Tons of old US court records to be shredded, to scholars’ dismay
CHICAGO - Wrestling with the challenges of federal court documents in the digital age, US officials are destroying millions of paper records to save storage costs - and raising the ire of some historians and others who rely on the files.
The US National Archives and Records Administration says at least 10 million bankruptcy case files and several million district court files from 1970 through 1995 will be shredded, pounded to pulp, and recycled. Files designated as historically valuable will be kept in storage.
Federal archivists spent years consulting legal scholars and historians about which files to purge after realizing that sorting and digitizing just the bankruptcy cases would cost tens of millions of dollars. Docket sheets that list basic information such as names of defendants and plaintiffs will be saved from each case.
Such reassurances have not allayed concerns.
“Something really important will be lost here,’’ said Theodore Eisenberg, a Cornell Law School professor. “We would lose any ability to assess trends over time. This is not just a matter of history, it is a matter of influencing basic policy today.’’
Marvin Kabakoff, a senior analyst with the archives administration, said yesterday that merely sorting through the millions of papers would be a gargantuan, labor-intensive task.

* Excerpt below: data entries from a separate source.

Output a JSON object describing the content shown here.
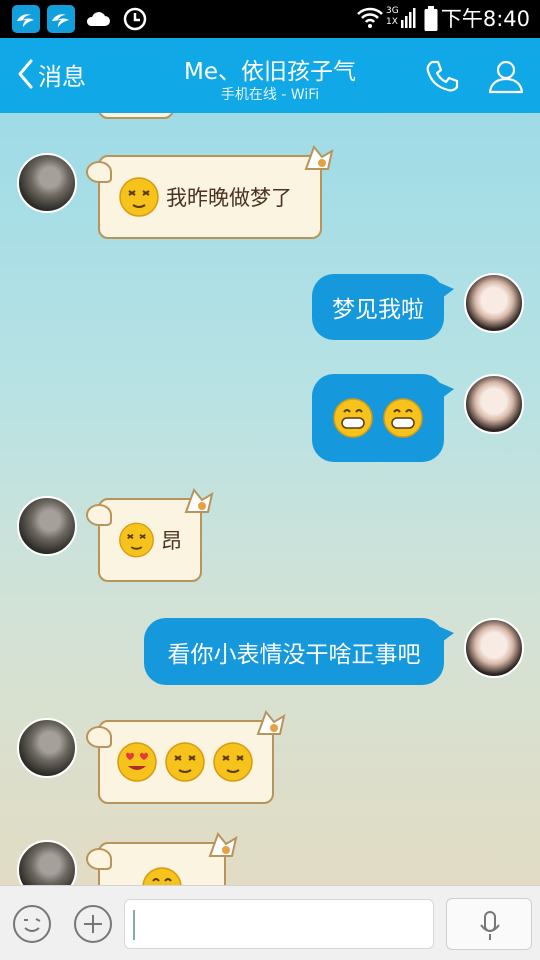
{
  "status_bar": {
    "time": "下午8:40",
    "net_3g": "3G",
    "net_1x": "1X"
  },
  "header": {
    "back_label": "消息",
    "title": "Me、依旧孩子气",
    "subtitle": "手机在线 - WiFi"
  },
  "messages": [
    {
      "side": "left",
      "text": "我昨晚做梦了",
      "emoji": [
        "sleepy-face-icon"
      ]
    },
    {
      "side": "right",
      "text": "梦见我啦",
      "emoji": []
    },
    {
      "side": "right",
      "text": "",
      "emoji": [
        "grin-face-icon",
        "grin-face-icon"
      ]
    },
    {
      "side": "left",
      "text": "昂",
      "emoji": [
        "sleepy-face-icon"
      ]
    },
    {
      "side": "right",
      "text": "看你小表情没干啥正事吧",
      "emoji": []
    },
    {
      "side": "left",
      "text": "",
      "emoji": [
        "heart-eyes-face-icon",
        "sleepy-face-icon",
        "sleepy-face-icon"
      ]
    },
    {
      "side": "left",
      "text": "",
      "emoji": [
        "grin-face-icon"
      ]
    }
  ],
  "input_bar": {
    "placeholder": ""
  },
  "colors": {
    "header_bg": "#10a8e6",
    "sent_bubble": "#1599dc",
    "received_bubble": "#fbf4e1"
  }
}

“We tried to be very careful about what we are destroying,’’ he said.